One of the reasons so many people face criminal charges after traffic stops is that not enough people know their constitutional rights. Two key Amendments that can help drivers during traffic stops are the Fourth and Fifth Amendments.
If you’re ever stopped by the police, it can help to know your constitutional rights.
What are your Fourth Amendment rights?
The Fourth Amendment protects citizens from unreasonable search and seizure. In other words, the police can’t search a person, home or vehicle or arrest someone without having reason to do so. There are a few scenarios where the police can search a person’s car. Here’s what you should know:
- A driver permitted the police to search their vehicle.
- The police have a warrant that would allow them to search a vehicle.
- The police have reasons to believe that a crime was committed.
Without any of the above reasons, the police may not legally search a vehicle. If the police do illegally search a vehicle, evidence may be inadmissible.

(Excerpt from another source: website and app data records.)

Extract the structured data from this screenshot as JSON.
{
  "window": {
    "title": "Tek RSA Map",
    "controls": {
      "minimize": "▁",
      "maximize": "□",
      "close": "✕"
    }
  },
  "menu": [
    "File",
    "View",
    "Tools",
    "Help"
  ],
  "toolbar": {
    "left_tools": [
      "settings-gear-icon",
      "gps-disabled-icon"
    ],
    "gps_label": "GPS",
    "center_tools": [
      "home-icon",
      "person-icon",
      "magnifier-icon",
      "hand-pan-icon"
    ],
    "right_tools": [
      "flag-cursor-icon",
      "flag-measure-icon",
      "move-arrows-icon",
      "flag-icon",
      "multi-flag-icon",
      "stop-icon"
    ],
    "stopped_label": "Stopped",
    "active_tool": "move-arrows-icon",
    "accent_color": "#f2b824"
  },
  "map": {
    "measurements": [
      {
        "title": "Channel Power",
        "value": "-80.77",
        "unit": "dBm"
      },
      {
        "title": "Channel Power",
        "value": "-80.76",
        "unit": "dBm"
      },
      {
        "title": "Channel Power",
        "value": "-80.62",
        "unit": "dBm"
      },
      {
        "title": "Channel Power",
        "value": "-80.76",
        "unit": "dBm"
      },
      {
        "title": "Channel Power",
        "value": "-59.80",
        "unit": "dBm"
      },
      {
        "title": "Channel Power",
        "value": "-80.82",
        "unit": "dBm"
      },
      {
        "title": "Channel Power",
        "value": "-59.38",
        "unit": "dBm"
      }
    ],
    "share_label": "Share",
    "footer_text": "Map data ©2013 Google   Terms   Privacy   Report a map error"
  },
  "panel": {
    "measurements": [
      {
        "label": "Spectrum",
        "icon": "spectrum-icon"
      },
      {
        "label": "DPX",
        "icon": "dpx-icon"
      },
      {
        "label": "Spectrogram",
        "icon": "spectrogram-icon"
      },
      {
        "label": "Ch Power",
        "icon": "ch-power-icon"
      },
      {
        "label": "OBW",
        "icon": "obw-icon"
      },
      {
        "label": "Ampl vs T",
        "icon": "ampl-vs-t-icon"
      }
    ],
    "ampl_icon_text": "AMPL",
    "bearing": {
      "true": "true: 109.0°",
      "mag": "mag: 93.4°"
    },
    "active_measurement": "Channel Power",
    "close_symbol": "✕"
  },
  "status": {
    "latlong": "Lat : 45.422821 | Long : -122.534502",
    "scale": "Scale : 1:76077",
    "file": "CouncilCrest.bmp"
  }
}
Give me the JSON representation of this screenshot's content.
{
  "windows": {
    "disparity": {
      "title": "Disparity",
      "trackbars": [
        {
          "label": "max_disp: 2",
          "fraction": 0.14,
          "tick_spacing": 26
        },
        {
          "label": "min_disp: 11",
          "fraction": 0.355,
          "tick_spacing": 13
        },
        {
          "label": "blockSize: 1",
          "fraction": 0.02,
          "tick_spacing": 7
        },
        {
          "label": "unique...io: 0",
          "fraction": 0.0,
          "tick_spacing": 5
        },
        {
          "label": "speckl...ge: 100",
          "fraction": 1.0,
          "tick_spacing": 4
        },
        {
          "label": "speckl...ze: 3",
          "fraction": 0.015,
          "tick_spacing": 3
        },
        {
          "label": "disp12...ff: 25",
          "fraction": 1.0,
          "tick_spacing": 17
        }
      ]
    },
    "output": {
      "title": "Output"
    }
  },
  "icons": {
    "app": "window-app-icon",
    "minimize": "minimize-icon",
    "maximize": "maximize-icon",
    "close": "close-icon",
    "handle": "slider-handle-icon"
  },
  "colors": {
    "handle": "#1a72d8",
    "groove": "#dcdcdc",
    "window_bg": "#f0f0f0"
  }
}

What are your Fifth Amendment rights?
One of the ways the police gather evidence against drivers is by asking questions. For example, the police may ask a driver if they knew how fast they were driving, if they have been drinking or if they are carrying any illegal substances with them. Most drivers would, if they don’t believe they’ve committed any crimes, answer any questions by the police. However, sharing too much with police can lead to criminal charges.
The Fifth Amendment gives people protection against self-incriminating comments. A self-incriminating comment is something said that might suggest someone was involved in a crime. Drivers can plead the Fifth when talking to the police to avoid making self-incriminating comments. This also benefits people who believe they have not committed any crimes but fear a minor comment could lead to criminal charges.
If you believe your constitutional rights were violated during a traffic stop, you may need to reach out for legal help to understand your defense options.